Denton County Outlaws(mens roller derby)
Mazoch discovers an unreturned movie envelope, smashed windows, and a pool of blood in his father’s house: the man has gone missing. So he creates a list of his father’s haunts and asks Vermaelen to help track him down.
However, hurricane season looms over Baton Rouge, threatening to wipe out any undead not already contained and eliminate all hope of ever finding Mazoch’s father.
Bennett Sims turns typical zombie fare upside down and presents readers with a wise and philosophical rumination on the nature of memory and loss.

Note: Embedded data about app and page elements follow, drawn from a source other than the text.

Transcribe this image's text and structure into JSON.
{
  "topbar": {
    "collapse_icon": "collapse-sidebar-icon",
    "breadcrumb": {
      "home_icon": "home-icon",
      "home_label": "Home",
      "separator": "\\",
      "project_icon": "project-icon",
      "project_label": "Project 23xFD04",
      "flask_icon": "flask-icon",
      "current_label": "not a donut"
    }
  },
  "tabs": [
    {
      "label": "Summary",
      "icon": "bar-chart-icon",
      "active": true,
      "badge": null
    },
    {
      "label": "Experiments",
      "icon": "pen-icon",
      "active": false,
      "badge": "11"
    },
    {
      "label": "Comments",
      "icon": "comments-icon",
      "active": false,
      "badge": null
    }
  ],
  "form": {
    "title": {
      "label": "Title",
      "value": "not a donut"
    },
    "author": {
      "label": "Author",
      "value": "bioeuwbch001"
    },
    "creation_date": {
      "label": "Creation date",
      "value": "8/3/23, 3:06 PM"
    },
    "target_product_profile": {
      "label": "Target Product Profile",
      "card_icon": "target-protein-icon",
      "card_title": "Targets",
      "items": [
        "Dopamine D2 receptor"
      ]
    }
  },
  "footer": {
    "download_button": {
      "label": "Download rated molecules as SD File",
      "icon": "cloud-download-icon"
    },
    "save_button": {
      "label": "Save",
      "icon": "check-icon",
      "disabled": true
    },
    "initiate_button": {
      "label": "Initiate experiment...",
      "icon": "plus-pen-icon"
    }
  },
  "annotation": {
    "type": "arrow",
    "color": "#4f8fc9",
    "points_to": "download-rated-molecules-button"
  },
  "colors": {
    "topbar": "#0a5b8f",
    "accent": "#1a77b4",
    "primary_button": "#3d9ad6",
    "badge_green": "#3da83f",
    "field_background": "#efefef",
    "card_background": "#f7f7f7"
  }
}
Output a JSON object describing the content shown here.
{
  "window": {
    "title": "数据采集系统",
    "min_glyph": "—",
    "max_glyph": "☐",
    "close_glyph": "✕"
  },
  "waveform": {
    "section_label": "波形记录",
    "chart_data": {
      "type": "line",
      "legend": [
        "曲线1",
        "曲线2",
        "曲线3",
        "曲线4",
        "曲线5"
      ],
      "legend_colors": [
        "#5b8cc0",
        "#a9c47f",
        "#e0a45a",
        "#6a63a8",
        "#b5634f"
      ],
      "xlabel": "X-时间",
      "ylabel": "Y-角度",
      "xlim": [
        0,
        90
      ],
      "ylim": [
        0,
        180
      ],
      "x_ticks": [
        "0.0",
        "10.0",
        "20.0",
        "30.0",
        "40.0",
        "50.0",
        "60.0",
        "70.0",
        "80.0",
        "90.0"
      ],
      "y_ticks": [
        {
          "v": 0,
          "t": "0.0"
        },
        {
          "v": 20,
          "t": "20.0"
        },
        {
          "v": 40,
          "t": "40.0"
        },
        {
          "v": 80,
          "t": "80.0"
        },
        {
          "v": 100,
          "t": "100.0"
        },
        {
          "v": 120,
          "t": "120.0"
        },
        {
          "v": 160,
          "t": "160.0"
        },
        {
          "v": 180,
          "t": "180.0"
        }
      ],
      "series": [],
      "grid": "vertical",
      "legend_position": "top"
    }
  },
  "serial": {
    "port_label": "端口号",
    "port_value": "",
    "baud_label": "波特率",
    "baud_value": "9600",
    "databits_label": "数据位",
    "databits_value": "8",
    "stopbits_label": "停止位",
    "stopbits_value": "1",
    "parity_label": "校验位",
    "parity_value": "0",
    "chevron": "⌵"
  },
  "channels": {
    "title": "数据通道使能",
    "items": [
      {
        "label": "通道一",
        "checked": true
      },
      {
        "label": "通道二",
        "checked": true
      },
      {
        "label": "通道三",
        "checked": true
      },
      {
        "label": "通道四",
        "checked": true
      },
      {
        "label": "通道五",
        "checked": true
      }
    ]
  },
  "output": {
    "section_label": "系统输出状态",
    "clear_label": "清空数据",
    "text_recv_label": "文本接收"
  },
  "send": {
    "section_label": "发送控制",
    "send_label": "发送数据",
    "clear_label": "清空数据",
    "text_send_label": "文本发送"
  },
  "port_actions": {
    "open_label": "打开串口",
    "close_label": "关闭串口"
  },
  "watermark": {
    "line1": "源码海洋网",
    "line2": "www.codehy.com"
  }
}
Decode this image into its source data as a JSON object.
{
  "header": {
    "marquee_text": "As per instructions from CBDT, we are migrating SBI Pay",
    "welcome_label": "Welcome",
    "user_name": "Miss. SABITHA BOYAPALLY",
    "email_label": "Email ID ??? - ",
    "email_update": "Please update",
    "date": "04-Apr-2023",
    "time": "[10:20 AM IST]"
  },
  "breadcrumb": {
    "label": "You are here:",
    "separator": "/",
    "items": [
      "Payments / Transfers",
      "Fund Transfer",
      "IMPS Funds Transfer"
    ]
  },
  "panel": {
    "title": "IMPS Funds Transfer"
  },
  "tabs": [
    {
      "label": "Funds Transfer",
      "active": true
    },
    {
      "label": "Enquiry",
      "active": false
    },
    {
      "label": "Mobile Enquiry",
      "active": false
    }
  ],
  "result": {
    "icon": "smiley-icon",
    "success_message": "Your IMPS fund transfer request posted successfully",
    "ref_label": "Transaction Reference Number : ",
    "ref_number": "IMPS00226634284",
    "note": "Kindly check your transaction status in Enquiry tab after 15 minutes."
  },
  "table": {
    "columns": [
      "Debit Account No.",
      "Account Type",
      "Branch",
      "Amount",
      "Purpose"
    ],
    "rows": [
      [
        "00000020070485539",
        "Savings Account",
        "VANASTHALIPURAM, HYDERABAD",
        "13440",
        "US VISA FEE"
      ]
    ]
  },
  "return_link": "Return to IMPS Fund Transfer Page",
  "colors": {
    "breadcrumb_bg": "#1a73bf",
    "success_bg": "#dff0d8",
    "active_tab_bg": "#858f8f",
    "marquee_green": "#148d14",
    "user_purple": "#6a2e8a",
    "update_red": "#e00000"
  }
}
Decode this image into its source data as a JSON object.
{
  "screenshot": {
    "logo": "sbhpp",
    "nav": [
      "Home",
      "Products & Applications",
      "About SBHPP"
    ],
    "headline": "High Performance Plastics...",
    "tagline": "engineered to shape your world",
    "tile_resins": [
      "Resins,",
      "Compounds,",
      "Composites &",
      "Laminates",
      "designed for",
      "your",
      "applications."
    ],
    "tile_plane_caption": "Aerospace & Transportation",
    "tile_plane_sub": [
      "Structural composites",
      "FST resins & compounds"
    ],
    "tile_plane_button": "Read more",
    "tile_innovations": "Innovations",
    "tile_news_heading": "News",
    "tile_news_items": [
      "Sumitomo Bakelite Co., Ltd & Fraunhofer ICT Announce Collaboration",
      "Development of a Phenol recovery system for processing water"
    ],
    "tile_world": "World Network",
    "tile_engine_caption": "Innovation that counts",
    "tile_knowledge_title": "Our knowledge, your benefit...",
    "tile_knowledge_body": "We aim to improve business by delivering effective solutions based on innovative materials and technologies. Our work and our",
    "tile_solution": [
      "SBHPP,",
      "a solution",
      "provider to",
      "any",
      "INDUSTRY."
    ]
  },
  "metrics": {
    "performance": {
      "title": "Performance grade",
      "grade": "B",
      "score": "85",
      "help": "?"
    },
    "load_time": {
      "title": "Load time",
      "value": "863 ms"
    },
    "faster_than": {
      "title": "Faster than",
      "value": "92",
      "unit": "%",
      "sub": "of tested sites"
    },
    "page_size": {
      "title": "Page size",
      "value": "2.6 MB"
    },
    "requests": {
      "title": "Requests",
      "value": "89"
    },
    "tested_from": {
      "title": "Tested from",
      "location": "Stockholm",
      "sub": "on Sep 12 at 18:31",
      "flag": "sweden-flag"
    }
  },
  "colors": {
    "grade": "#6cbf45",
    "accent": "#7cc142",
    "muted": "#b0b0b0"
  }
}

...the zombies in this text, unlike most of the undead I’ve encountered in popular culture, don’t just run around searching out brains to slurp up, they are in fact quite sentimental. They “wander to nostalgically charged sites from their former lives,” due to some instinct that is activated within them, an instinct akin to that of the homing pigeons who are “famous and fascinating for the particles of magnetite in their skulls: bits of mineral sensitive to the electromagnetic pulls and capable of directing [them], like the needle of a compass, homeward over vast and alien distances.” However, even this unique trait is, as Sims’ narrator points out, not entirely unfamiliar. It finds its echo in the words of, among others, Thomas Hardy (“My spirit will not haunt the mound/ Above my breast/ But travel, memory-possessed/ To where my tremulous being found/ Life largest, best.”) ~The Rumpus